4. Centers for Disease Control and Prevention (CDC). 2007 guideline for isolation precautions: Preventing transmission of infectious agents in healthcare settings. [Cited 2014 June 14]. Available at http://www.cdc.gov/hicpac/pdf/isolation/Isolation2007.pdf. [ Links ]

5. Dhar S, Marchaim D, Tansek R, Chopra T, Yousuf A, Bhargava A, et al. Contact precautions: More is not necessarily better. Infect Control Hosp Epidemiol 2014; 35:213-221. [ Links ]

6. Pazin-Filho A, Soares CS, Ferrais AS, Oliveira e Castro PT, Bellissimo-Rodrigues F, Nogueira JA, et al. Tuberculosis among health care workers in a Brazilian tertiary hospital emergency unit. Am J Emerg Med 2008; 26:796-798. [ Links ]

7. Bellissimo-Rodrigues F, Gomes AC, Passos AD, Achcar JA, Perdoná GS, Martinez R. Clinical outcome and risk factors related to extended-spectrum beta-lactamase-producing Klebsiella spp. infection among hospitalized patients. Mem Inst Oswaldo Cruz 2006; 101:415-421. [ Links ]

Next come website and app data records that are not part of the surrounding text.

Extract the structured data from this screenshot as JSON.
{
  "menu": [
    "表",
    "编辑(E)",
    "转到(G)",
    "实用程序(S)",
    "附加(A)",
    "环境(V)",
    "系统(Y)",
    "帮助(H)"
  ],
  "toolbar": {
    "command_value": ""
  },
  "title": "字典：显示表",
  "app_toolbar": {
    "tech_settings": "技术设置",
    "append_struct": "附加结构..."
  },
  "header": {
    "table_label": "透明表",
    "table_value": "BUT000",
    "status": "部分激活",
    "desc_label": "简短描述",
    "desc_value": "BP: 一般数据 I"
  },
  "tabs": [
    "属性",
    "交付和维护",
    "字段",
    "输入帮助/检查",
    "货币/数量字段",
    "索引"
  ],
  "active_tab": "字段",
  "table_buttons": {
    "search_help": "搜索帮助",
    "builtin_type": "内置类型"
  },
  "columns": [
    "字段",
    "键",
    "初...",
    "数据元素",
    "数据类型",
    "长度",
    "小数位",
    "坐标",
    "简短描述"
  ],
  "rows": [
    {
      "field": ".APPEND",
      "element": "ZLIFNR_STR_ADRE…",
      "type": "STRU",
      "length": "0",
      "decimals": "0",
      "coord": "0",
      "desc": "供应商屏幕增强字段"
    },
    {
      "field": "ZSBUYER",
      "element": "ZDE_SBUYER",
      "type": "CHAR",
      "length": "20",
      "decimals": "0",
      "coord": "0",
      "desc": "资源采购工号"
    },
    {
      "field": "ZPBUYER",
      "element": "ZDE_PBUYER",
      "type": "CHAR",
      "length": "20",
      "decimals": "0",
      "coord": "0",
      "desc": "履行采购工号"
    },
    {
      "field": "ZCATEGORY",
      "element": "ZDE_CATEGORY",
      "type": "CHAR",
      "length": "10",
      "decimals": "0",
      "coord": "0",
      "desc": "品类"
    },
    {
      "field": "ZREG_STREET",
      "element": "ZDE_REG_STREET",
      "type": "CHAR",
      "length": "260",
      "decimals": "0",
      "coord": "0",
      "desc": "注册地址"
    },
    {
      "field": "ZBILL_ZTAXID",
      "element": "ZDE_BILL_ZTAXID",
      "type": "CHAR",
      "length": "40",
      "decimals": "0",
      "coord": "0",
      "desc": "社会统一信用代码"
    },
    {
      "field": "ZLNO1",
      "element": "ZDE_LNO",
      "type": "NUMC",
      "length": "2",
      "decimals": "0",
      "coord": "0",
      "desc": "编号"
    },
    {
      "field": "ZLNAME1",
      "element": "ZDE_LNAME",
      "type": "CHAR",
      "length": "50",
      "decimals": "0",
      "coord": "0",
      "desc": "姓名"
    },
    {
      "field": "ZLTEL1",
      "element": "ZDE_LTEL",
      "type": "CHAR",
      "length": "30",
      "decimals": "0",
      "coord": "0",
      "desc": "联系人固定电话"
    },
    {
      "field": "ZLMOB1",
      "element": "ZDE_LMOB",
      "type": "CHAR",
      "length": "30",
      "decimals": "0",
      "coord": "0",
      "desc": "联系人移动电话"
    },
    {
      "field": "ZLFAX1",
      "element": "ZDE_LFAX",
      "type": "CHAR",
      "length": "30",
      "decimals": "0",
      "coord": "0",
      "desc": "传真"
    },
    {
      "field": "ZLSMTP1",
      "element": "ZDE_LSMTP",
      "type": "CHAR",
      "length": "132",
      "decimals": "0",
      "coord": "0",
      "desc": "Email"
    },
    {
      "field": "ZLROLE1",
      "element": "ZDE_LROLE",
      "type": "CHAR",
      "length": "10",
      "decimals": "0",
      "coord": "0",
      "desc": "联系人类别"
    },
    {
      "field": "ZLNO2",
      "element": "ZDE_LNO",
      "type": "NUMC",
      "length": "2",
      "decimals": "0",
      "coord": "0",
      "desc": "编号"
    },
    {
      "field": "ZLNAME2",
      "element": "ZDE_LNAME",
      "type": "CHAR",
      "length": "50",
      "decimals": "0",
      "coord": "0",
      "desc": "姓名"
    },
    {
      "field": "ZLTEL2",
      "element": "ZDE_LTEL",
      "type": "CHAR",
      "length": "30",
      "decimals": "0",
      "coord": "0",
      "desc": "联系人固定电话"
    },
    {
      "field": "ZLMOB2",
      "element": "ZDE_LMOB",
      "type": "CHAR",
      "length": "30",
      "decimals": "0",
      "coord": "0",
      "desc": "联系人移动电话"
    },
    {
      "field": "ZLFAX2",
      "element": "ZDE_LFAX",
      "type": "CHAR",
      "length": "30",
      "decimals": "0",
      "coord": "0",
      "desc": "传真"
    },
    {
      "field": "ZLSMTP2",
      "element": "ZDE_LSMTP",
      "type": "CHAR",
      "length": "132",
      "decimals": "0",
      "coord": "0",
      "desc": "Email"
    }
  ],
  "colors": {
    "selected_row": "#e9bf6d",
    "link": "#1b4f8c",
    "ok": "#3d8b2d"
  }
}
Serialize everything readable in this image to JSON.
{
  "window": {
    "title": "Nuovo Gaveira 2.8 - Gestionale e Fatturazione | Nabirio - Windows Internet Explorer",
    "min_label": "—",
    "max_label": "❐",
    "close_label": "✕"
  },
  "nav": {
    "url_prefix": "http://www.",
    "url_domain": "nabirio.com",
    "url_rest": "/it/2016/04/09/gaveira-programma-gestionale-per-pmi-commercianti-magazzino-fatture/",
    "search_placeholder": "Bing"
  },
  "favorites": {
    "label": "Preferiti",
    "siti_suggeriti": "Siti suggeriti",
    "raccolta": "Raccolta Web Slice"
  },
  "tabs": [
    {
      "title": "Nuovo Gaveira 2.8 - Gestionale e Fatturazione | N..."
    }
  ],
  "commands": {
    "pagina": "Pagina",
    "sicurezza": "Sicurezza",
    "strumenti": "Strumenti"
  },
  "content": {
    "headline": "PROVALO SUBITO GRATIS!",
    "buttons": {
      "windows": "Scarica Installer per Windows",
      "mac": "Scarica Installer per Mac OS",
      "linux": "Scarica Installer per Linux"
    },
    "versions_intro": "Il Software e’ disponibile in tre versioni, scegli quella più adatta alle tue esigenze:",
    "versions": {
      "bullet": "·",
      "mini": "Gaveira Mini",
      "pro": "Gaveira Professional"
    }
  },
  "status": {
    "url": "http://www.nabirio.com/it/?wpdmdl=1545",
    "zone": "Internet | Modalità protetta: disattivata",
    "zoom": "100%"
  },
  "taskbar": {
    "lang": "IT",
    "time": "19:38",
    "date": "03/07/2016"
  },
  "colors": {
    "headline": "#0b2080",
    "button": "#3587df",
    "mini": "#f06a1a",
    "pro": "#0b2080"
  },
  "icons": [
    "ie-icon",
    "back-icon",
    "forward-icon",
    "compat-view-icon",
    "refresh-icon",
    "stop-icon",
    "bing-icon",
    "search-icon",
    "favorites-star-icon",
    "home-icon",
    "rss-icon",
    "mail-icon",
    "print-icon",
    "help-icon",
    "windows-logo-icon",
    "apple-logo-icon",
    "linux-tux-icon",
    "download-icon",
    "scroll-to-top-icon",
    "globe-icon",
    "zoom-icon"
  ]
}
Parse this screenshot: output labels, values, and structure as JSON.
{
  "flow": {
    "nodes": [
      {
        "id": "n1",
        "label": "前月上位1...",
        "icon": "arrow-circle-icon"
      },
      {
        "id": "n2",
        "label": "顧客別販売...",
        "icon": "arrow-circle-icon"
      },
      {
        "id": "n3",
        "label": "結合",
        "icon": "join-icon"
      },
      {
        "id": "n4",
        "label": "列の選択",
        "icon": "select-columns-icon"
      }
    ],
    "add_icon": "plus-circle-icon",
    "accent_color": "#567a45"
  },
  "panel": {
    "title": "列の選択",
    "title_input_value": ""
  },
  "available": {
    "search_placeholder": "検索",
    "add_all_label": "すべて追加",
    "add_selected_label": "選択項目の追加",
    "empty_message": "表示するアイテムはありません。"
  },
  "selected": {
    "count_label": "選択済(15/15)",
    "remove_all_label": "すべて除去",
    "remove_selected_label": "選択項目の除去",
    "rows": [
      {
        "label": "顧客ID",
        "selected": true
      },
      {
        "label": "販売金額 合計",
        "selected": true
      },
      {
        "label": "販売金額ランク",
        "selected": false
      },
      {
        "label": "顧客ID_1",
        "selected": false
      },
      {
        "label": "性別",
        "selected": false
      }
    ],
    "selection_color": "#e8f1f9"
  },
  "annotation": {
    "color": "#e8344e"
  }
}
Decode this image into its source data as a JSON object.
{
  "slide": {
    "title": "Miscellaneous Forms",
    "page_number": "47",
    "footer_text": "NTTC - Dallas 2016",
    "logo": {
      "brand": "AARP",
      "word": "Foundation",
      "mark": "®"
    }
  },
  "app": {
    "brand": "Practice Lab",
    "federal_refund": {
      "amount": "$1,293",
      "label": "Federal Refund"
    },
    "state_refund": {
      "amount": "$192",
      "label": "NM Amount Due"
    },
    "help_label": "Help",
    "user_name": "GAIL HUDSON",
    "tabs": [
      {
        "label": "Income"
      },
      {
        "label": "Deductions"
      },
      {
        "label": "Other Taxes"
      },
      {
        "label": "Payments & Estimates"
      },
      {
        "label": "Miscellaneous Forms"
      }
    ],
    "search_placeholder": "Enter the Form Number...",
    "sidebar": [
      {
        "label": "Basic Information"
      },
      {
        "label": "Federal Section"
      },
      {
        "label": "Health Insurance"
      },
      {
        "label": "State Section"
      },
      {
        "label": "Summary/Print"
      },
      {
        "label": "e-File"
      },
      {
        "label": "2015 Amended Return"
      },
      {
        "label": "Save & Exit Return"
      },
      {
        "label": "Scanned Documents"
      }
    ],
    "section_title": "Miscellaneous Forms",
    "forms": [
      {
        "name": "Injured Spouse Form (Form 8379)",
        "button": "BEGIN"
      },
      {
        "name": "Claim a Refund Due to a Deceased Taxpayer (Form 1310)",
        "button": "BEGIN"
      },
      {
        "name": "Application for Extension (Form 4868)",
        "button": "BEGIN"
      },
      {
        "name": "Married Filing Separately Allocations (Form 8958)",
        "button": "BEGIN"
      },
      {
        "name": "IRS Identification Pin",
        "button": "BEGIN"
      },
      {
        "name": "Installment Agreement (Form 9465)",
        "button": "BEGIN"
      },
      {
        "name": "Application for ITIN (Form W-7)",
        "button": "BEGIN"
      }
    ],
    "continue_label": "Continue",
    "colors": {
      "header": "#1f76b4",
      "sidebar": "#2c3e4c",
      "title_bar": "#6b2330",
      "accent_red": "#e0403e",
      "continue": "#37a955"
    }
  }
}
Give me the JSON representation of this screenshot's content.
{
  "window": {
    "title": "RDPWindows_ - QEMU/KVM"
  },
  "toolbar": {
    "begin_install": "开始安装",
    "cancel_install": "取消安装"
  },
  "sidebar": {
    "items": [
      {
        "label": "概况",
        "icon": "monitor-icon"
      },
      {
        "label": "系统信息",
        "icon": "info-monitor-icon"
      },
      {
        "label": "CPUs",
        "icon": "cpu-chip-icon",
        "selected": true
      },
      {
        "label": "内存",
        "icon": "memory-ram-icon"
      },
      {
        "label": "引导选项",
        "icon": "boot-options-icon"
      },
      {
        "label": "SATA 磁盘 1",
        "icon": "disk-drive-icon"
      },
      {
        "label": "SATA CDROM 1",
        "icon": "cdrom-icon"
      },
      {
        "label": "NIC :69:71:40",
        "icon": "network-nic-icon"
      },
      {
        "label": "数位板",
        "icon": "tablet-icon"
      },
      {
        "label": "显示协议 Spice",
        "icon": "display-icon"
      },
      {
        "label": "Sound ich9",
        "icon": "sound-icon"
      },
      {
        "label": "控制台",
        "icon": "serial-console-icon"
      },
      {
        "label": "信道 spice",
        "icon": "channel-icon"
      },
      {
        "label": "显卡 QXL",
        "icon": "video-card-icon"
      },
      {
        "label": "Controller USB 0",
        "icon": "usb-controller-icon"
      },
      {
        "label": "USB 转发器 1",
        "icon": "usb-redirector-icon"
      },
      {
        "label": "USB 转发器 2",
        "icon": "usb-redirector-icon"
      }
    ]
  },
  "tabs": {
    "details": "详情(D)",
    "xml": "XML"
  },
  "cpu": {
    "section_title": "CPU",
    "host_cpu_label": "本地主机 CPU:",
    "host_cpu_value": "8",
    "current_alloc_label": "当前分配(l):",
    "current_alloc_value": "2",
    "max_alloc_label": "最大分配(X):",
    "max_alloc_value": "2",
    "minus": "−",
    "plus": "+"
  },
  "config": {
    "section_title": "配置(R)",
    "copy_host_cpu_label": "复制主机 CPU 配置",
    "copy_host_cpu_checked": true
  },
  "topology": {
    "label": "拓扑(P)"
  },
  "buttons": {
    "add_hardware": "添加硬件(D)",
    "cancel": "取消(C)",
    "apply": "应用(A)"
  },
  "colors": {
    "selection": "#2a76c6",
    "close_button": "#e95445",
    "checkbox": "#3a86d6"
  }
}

8. Allegranzi B, Gayet-Ageron A, Damani N. Global implementation of WHO’s multimodal strategy for improvement of hand hygiene: a quasi-experimental study. Lancet Infect Dis 2013; 13:843-851. [ Links ]

Received: August 14, 2014; Accepted: August 19, 2014

Address to: Dr. Fernando Bellissimo-Rodrigues. Depto de Medicina Social/HC/FMRP/USP. Av. Bandeirantes 3900/2° andar, Bairro Monte Alegre, 14048-900 Ribeirão Preto, SP, Brasil. Phone: 55 16 3602-2714; Fax: 55 16 3602-1562. e-mail: fbellissimo@fmrp.usp.br